Much like their male counterparts, female MMA fighters select their weight classes based on their body composition and fighting strengths. This ensures fair competition while allowing each athlete to perform at their peak capacity, contributing to the sport's electrifying matches and showcasing their skill sets.

Women can also move up or down in weight class in the UFC, depending on their opponent, and the title they have their sights set on. 

MMA Weight Classes.png

Differences in Weight Class Structures

While the essence of categorization based on weight remains consistent across men's and women's MMA, some differences in weight class structures exist. 
Notably, the weight divisions in women's MMA have a narrower range compared to men's divisions. This reflects the differences in average body compositions between genders, with women generally having lower average body weight and muscle mass compared to men.

Moreover, the popularity and historical development of MMA have influenced the depth of weight classes. 
The men's divisions typically feature a broader range and more intermediate weight classes, owing to the sport's longer existence and larger pool of male fighters. Not to mention that we all like to see the big boys throw down sometimes in a slug-fest.  
On the contrary, women's MMA, being a relatively newer facet of the sport, might have fewer divisions and, in turn, more competitive amalgamations across weight classes.

Impact on MMA Competitions

The distinct weight class structures in men's and women's MMA impact the dynamics of competitions and matchmaking. 
With men's divisions spanning a wider spectrum, fighters can find themselves in weight classes that align more precisely with their natural body weight, potentially resulting in more specialized skill sets within each division.
 Men like Conor McGregor have also switched weight classes to accommodate their egos, and desire for title glory. 

On the other hand, the narrower weight classes in women's MMA might lead to instances where fighters face opponents with slightly varying body compositions.

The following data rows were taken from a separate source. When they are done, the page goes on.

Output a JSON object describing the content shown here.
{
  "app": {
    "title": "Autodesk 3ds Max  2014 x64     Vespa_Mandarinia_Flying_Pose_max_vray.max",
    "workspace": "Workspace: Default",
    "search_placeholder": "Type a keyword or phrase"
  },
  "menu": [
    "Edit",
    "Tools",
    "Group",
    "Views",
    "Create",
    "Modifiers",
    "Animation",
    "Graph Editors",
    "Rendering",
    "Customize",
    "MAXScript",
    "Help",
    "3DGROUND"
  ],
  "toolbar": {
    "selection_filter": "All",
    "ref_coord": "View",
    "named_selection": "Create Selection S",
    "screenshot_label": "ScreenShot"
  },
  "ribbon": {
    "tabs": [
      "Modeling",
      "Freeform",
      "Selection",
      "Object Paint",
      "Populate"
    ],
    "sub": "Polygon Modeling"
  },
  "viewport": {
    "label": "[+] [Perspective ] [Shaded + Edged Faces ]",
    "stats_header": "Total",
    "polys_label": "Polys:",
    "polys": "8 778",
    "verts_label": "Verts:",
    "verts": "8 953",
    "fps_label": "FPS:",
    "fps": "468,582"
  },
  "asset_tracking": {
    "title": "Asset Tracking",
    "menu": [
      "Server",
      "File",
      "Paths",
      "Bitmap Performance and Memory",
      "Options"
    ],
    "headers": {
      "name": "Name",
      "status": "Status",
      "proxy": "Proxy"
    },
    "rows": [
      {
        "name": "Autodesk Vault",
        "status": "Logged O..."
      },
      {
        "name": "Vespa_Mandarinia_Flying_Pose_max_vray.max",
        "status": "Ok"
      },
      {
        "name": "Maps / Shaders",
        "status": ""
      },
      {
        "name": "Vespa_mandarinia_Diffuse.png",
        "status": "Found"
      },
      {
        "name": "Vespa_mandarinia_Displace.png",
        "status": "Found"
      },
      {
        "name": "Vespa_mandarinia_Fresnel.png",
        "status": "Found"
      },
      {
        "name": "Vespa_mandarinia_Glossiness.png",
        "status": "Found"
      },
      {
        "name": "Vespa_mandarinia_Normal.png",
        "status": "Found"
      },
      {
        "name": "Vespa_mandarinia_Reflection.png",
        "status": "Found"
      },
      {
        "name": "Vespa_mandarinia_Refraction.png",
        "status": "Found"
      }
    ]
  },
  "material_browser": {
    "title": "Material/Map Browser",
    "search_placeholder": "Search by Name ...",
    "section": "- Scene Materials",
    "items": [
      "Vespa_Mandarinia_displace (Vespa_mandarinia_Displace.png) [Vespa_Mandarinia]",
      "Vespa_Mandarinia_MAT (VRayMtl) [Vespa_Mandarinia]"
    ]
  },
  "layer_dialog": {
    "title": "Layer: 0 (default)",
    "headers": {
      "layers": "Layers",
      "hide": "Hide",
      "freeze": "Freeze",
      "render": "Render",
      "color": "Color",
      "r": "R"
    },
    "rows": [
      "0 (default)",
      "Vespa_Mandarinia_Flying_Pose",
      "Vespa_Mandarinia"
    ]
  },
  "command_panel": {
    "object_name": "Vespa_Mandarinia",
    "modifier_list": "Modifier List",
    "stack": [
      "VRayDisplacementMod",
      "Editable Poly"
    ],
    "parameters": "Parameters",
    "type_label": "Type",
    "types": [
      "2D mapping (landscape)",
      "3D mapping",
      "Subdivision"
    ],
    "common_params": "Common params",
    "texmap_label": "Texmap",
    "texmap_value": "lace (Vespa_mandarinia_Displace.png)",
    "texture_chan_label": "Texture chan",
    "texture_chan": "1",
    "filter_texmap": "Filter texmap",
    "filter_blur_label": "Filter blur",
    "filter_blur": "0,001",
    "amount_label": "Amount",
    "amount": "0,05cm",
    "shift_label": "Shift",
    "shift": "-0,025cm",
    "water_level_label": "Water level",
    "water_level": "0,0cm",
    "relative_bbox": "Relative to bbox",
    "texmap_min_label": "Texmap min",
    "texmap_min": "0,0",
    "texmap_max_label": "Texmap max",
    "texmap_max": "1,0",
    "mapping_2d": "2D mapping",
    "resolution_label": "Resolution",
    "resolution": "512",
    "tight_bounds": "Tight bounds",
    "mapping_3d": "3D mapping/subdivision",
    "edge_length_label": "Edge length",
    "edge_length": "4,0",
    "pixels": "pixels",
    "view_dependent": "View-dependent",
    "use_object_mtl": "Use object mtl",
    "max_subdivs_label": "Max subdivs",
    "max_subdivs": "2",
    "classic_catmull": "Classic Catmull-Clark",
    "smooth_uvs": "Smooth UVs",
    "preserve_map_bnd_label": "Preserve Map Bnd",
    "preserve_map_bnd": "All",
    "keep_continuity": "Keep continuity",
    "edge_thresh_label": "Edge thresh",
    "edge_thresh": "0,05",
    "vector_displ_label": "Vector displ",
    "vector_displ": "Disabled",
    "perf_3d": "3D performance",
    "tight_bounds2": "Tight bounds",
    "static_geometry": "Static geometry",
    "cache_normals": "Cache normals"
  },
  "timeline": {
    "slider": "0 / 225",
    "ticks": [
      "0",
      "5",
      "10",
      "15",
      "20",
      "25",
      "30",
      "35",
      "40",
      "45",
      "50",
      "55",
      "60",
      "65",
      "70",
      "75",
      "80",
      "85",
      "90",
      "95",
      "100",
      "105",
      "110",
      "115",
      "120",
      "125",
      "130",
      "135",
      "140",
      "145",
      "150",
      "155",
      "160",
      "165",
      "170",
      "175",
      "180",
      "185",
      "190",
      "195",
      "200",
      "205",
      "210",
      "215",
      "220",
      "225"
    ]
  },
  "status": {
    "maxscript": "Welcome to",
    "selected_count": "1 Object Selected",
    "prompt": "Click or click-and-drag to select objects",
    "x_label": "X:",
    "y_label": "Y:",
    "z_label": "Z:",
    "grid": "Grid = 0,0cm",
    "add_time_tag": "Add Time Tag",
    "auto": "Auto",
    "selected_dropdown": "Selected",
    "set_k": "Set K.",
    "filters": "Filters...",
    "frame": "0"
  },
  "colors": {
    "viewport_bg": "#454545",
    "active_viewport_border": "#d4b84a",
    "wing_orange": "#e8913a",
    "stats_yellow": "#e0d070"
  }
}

This scenario often underscores the adaptability and versatility of female fighters, as they might need to adjust their fighting styles to accommodate slight discrepancies in physical attributes.

So while the fundamental concept of weight classes remains constant in both men's and women's MMA, there are nuanced differences in their structures and impact on the sport. These distinctions contribute to the vibrant tapestry of MMA, highlighting the diverse skill sets and physical attributes of fighters in their respective weight classes. 
As the sport continues to evolve, the intricacies of these divisions will further define the captivating nature of Mixed Martial Arts.
 Will we one day see a Super Super Heavyweight MMA fighter? 
The way society is going, you never know!

Wade McElwain

Wade McElwain

Wade McElwain is our Mr. NFL, a bona fide North American sports nut who knows about NBA, NHL, MLB, PGA plus MMA boxing and more. Originally from Canada, Wade is also an international award-winning stand-up comedian; host of numerous TV game shows; and a TV producer & writer. He also runs NFL in London-the largest NFL fan group in Europe, and has hosted NFL events at Wembley and around the world. Yes, he lives alone and does nothing but watch sports.

More articles by this author